These building blocks form a “ring of rings,” typically composed of three to six benzene units connected by those disulfide arms. Rings of all sizes are dynamically interconverting by exchanging building blocks, in a disulfide exchange reaction. It was found that a particular ring size can self-assemble when rings of identical size stack on top of each other to form fibers. As more and more of those rings stack onto the fibers, the fibers become longer and longer.

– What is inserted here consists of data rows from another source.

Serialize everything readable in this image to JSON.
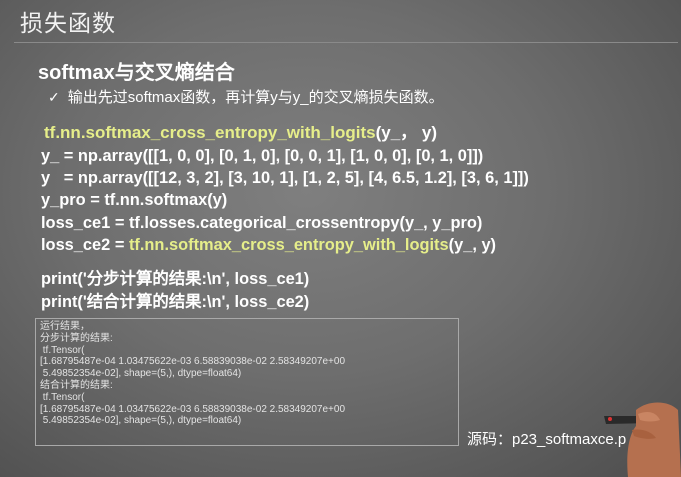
{
  "slide": {
    "title": "损失函数",
    "subheading": "softmax与交叉熵结合",
    "bullet": "输出先过softmax函数，再计算y与y_的交叉熵损失函数。",
    "api_func": "tf.nn.softmax_cross_entropy_with_logits",
    "api_args": "(y_， y)",
    "code_lines": [
      {
        "pre": "y_ = np.array([[1, 0, 0], [0, 1, 0], [0, 0, 1], [1, 0, 0], [0, 1, 0]])",
        "hl": "",
        "post": ""
      },
      {
        "pre": "y   = np.array([[12, 3, 2], [3, 10, 1], [1, 2, 5], [4, 6.5, 1.2], [3, 6, 1]])",
        "hl": "",
        "post": ""
      },
      {
        "pre": "y_pro = tf.nn.softmax(y)",
        "hl": "",
        "post": ""
      },
      {
        "pre": "loss_ce1 = tf.losses.categorical_crossentropy(y_, y_pro)",
        "hl": "",
        "post": ""
      },
      {
        "pre": "loss_ce2 = ",
        "hl": "tf.nn.softmax_cross_entropy_with_logits",
        "post": "(y_, y)"
      }
    ],
    "print_lines": [
      "print('分步计算的结果:\\n', loss_ce1)",
      "print('结合计算的结果:\\n', loss_ce2)"
    ],
    "output_lines": [
      "运行结果，",
      "分步计算的结果:",
      " tf.Tensor(",
      "[1.68795487e-04 1.03475622e-03 6.58839038e-02 2.58349207e+00",
      " 5.49852354e-02], shape=(5,), dtype=float64)",
      "结合计算的结果:",
      " tf.Tensor(",
      "[1.68795487e-04 1.03475622e-03 6.58839038e-02 2.58349207e+00",
      " 5.49852354e-02], shape=(5,), dtype=float64)"
    ],
    "source": "源码：p23_softmaxce.p",
    "icons": {
      "bullet": "check-icon",
      "presenter": "presenter-hand-with-clicker"
    },
    "colors": {
      "highlight": "#e6ee8a",
      "text": "#ffffff",
      "background": "#6e6e6e"
    }
  }
}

This process is actually catalyzed by the fiber’s edges themselves. You can see this for yourself with this animation. Under mechanical agitation, such as stirring, long fibers tend to break and produce more fibers which further drives the stacking of more rings onto fibers, until eventually all the molecules of the particular size are converted into fibers. All of this means that the rings are self-replicators — they can make copies of themselves without the help of other enzymes.

Next, they discovered that two replicators with different ring sizes (such as rings of three and rings of six) can both replicate in a specific environment. Not surprisingly, the simpler three-ring replicators have an advantage over the complex six-ring replicators during the replication process. This is because the smaller rings are easier to make. Is there a way to propagate the slow and complex six-ring replicators? In other words, can we beat the Spiegelman’s Monster?

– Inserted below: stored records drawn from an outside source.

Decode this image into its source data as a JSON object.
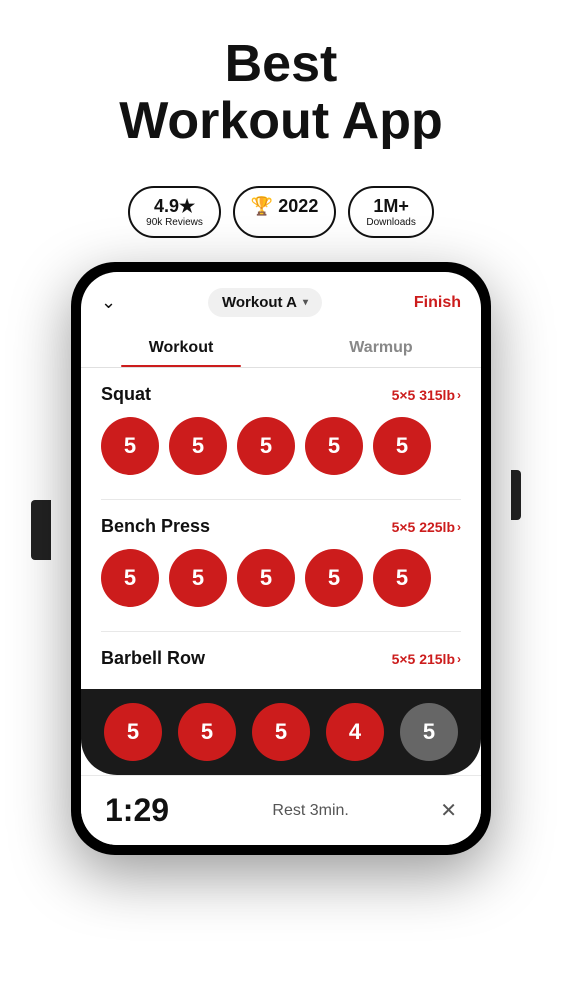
{
  "header": {
    "title": "Best",
    "title2": "Workout App"
  },
  "badges": [
    {
      "id": "rating",
      "main": "4.9★",
      "sub": "90k Reviews"
    },
    {
      "id": "award",
      "main": "🏆 2022",
      "sub": ""
    },
    {
      "id": "downloads",
      "main": "1M+",
      "sub": "Downloads"
    }
  ],
  "app": {
    "chevron": "∨",
    "workout_selector": "Workout A",
    "finish_label": "Finish",
    "tabs": [
      {
        "id": "workout",
        "label": "Workout",
        "active": true
      },
      {
        "id": "warmup",
        "label": "Warmup",
        "active": false
      }
    ],
    "exercises": [
      {
        "id": "squat",
        "name": "Squat",
        "sets_info": "5×5 315lb",
        "reps": [
          5,
          5,
          5,
          5,
          5
        ]
      },
      {
        "id": "bench-press",
        "name": "Bench Press",
        "sets_info": "5×5 225lb",
        "reps": [
          5,
          5,
          5,
          5,
          5
        ]
      },
      {
        "id": "barbell-row",
        "name": "Barbell Row",
        "sets_info": "5×5 215lb",
        "reps": [
          5,
          5,
          5,
          4,
          null
        ]
      }
    ],
    "bottom_reps": [
      5,
      5,
      5,
      4,
      null
    ],
    "rest_timer": {
      "time": "1:29",
      "label": "Rest 3min."
    }
  }
}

It turned out the answer has to do with a basic principle of biology called “equilibrium.” The three-ring replicators indeed replicate faster because they are structurally simpler, but it also means they would be destroyed faster. If the system is continuously undergoing replication and destruction processes, then the complex six-ring replicator may have a chance to win.

Remember this from high school bio? No? It’s okay. This is a graphical representation of what “equilibrium” means, in a general sense. But it can apply to more than just water molecules! Source: Bio Libre Texts

To test their assumption, the Otto group performed an experiment by adding chemicals that speed up the formation of three and six-ring replicators, and also chemicals that break them down back to their building blocks. This is all happening continuously and simultaneously. Encouragingly, the six-ring replicators outcompeted the smaller three-ring replicators under this condition. The results of this experiment indicate that when the system is out-of-equilibrium (such as when molecules are being destroyed faster than they are built) the more complex molecules will prevail.

That wasn’t the whole story. While the difference in complexity between the two replicators was small, the more complex replicator was a better catalyst for some chemical reactions. So, this may be another reason why complex molecules are selected in real life.

This study solved a fundamental question in science. How are complex molecules retained during the replication process? Indeed, life is not in equilibrium, so the key here is in the out-of-equilibrium state. Life is in a dynamic state where energy is constantly being consumed to build or break down molecules. In some cases, there is more destruction and in other cases there is more construction. No sub-system of life is ever in equilibrium, as equilibrium means death. Now that the Spiegelman’s Monster has been defeated, chemists who study the origin of life are on to other challenges!

Study Information

Original study: Chemical Fueling Enables Molecular Complexication of Self‐Replicators

Study was published on: Wednesday, March 10, 2021

Study author(s): Shuo Yang, Gael Schaeffer, Elio Mattia, Omer Markovitch, Kai Liu, Andreas S. Hussain, Jim Ottelé, Ankush Sood, Sijbren Otto

The study was done at: University of Groningen

The study was funded by: We gratefully acknowledge funding from the China Scholarship Council to S.Y., the NWA StartImpuls to O.M., the Netherlands Organisation for Scientific Research (Vici grant 724.012.002), the ERC (AdG 741774), and the Dutch Ministry of Education, Culture and Science (Gravitation program 024.001.035)

Raw data availability: Contact author for data

Featured image credit: (Copyrighted)

This summary was edited by: Gina Misra